**Work required**
Return each line of the records below in which the string "druh" turns up.

Top of Provided information

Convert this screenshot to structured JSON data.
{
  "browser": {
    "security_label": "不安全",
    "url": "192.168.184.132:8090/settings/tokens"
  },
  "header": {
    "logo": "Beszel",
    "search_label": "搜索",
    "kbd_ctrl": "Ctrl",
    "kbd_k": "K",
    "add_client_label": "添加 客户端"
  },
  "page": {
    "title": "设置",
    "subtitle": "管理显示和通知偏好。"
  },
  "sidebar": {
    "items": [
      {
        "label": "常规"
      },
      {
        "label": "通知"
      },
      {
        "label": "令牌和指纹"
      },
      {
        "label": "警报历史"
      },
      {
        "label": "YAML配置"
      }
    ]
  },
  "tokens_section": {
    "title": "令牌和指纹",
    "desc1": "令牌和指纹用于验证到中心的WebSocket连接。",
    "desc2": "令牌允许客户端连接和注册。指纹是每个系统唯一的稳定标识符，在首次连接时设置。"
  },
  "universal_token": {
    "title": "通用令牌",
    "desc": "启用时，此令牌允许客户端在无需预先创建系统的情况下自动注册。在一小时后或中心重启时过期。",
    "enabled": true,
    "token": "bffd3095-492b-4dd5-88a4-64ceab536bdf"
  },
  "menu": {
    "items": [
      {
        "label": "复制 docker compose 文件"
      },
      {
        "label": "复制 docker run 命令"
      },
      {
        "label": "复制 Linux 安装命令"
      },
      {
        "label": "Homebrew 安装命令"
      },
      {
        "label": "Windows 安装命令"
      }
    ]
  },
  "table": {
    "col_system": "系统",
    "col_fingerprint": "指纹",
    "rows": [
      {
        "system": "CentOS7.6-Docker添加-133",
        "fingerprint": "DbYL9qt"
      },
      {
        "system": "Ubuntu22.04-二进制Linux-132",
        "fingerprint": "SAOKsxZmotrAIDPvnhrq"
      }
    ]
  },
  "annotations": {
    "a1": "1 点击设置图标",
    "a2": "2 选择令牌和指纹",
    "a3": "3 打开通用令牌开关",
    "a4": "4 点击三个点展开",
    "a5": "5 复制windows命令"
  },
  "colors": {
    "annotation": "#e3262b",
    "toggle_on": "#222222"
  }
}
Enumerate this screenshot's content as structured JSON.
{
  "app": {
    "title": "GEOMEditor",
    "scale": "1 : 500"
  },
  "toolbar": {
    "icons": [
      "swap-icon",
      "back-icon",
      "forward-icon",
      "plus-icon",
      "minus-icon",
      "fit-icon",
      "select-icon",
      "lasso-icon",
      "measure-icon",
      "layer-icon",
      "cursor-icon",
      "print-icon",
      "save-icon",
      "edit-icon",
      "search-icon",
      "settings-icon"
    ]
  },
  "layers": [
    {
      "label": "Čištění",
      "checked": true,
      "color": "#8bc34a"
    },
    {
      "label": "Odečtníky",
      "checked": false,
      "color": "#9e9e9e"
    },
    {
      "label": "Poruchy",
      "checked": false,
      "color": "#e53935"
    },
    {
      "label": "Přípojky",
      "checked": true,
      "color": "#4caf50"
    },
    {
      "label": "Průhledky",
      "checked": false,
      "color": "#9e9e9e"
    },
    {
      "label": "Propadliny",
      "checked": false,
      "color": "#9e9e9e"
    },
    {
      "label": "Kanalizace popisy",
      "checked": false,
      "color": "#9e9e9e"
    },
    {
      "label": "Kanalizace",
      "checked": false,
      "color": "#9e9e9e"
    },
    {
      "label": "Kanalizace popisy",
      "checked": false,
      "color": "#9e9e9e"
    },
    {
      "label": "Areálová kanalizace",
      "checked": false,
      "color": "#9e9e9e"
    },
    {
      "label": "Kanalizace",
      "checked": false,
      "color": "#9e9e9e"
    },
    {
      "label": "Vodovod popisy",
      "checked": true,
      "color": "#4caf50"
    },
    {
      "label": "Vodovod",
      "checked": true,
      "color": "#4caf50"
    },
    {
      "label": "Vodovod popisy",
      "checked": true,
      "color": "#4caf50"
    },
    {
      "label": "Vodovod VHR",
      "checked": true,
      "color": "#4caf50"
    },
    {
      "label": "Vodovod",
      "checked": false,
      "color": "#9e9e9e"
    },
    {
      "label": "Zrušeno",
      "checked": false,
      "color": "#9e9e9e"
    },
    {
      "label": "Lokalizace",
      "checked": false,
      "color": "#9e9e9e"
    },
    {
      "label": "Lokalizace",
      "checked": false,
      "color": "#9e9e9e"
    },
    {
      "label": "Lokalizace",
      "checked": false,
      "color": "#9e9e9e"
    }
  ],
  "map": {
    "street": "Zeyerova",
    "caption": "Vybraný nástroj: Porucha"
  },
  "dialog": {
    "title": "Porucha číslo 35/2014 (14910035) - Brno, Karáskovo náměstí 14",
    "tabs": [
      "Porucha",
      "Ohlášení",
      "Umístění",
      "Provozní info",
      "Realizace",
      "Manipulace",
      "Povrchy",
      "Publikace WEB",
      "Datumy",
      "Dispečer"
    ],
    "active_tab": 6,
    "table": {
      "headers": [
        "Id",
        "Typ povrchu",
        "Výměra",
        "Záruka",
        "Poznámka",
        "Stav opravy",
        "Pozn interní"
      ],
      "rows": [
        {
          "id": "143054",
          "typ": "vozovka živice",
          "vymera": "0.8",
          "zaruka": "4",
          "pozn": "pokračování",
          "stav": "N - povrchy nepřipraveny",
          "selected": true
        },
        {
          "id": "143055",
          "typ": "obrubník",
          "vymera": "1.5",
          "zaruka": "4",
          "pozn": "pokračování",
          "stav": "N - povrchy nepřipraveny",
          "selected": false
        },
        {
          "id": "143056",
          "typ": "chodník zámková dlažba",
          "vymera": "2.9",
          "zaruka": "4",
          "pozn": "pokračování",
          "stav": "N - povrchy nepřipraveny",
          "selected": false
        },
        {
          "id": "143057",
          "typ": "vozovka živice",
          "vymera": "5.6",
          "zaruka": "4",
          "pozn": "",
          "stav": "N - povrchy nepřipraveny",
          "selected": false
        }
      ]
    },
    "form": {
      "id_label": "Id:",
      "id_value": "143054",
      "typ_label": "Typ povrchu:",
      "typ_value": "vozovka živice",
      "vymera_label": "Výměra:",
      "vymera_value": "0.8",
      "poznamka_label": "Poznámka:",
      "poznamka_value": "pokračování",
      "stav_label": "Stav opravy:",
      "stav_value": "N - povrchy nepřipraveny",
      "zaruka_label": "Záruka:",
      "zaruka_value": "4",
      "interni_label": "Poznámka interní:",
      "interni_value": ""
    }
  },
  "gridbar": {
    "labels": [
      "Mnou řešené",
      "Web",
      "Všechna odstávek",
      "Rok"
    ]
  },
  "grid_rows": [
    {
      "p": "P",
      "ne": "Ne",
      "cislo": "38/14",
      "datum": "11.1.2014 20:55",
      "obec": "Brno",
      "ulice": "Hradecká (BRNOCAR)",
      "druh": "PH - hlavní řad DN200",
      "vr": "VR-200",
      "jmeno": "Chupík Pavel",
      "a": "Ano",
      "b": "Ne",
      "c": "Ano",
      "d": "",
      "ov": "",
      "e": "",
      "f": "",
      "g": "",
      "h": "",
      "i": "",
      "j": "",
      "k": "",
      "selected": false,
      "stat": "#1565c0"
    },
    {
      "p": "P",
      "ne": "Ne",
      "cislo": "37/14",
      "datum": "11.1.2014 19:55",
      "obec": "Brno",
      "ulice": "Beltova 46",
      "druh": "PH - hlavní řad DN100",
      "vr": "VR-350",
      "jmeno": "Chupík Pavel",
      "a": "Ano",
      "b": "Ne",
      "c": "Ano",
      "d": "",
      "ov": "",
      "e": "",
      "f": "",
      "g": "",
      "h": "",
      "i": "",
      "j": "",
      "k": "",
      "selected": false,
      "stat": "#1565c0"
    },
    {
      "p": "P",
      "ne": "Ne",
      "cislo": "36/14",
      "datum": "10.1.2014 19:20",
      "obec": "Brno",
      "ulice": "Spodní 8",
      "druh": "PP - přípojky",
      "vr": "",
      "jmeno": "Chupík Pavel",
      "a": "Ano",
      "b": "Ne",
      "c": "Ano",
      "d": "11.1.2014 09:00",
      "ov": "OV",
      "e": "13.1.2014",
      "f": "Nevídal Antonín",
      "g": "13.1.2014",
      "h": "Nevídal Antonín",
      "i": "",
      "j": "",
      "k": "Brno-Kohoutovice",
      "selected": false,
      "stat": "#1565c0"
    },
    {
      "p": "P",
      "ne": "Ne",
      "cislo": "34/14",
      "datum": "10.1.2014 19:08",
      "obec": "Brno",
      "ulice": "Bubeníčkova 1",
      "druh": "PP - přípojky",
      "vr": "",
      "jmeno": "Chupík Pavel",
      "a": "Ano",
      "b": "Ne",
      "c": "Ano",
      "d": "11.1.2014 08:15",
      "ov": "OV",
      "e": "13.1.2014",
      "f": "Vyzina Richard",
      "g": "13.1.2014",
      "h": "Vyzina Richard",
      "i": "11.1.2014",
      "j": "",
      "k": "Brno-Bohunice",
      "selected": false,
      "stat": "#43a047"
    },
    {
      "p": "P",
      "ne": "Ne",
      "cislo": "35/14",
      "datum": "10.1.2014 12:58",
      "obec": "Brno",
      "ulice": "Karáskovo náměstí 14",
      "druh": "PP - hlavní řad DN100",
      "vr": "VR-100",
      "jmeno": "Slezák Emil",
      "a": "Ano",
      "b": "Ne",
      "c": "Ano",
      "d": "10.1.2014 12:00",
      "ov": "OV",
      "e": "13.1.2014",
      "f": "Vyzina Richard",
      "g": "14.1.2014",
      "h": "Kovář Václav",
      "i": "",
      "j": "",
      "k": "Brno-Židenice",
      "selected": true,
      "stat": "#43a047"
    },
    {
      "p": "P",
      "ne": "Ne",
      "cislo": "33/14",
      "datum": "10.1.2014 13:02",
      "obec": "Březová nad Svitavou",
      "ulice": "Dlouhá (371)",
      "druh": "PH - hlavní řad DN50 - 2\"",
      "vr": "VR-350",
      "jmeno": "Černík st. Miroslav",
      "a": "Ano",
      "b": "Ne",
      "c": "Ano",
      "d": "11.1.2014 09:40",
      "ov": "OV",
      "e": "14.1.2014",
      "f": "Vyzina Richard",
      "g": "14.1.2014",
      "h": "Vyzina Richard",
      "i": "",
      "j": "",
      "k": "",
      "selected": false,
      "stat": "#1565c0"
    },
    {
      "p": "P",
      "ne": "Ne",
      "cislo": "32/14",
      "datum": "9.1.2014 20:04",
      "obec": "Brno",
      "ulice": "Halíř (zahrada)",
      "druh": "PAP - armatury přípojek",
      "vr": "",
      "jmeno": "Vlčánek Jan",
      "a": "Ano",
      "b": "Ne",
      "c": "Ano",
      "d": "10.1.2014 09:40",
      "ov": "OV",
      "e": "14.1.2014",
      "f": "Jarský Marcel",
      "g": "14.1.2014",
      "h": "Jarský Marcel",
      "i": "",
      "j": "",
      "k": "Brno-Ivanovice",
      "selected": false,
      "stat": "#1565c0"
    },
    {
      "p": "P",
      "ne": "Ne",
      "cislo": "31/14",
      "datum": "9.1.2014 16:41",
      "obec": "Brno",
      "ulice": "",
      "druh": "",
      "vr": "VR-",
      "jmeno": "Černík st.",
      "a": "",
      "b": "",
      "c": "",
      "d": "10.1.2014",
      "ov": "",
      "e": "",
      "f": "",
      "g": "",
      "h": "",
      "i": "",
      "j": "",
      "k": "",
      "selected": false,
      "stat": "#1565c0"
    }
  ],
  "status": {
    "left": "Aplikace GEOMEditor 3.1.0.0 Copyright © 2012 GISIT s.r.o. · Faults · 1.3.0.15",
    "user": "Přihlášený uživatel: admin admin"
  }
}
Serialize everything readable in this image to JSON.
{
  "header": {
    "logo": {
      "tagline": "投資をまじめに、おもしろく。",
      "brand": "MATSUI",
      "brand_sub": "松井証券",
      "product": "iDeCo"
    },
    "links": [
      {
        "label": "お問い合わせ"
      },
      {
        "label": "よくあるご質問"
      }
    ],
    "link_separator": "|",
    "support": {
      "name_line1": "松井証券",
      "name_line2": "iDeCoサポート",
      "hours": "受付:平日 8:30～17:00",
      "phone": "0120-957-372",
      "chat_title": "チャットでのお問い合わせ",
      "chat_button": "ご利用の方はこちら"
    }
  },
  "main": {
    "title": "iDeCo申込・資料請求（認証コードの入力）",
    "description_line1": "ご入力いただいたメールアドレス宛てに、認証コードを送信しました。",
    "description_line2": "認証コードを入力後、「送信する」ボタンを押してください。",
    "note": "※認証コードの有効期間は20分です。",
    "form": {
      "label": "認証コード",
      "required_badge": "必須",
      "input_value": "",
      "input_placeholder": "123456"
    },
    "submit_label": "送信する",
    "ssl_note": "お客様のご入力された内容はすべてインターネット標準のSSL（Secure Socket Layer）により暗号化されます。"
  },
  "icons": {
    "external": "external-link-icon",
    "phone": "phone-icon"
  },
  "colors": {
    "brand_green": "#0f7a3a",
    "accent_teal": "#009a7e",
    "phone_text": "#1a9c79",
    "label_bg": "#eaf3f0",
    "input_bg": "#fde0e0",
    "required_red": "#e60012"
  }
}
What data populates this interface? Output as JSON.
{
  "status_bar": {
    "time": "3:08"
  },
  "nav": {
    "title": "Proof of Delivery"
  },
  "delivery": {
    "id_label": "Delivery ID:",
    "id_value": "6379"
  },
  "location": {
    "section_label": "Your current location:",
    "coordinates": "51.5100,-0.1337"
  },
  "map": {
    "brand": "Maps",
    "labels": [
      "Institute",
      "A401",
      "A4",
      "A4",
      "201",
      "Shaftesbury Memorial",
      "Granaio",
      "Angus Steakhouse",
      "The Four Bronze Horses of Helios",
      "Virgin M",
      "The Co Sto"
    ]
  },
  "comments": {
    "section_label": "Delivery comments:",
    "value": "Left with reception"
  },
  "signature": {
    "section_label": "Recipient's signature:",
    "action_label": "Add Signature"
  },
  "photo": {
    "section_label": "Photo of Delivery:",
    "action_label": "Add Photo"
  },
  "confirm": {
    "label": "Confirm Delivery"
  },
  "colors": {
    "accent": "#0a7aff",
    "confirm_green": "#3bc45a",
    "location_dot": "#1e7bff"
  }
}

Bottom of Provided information

**Your response**
      "druh": "PH - hlavní řad DN200",
      "druh": "PH - hlavní řad DN100",
      "druh": "PP - přípojky",
      "druh": "PP - přípojky",
      "druh": "PP - hlavní řad DN100",
      "druh": "PH - hlavní řad DN50 - 2\"",
      "druh": "PAP - armatury přípojek",
      "druh": "",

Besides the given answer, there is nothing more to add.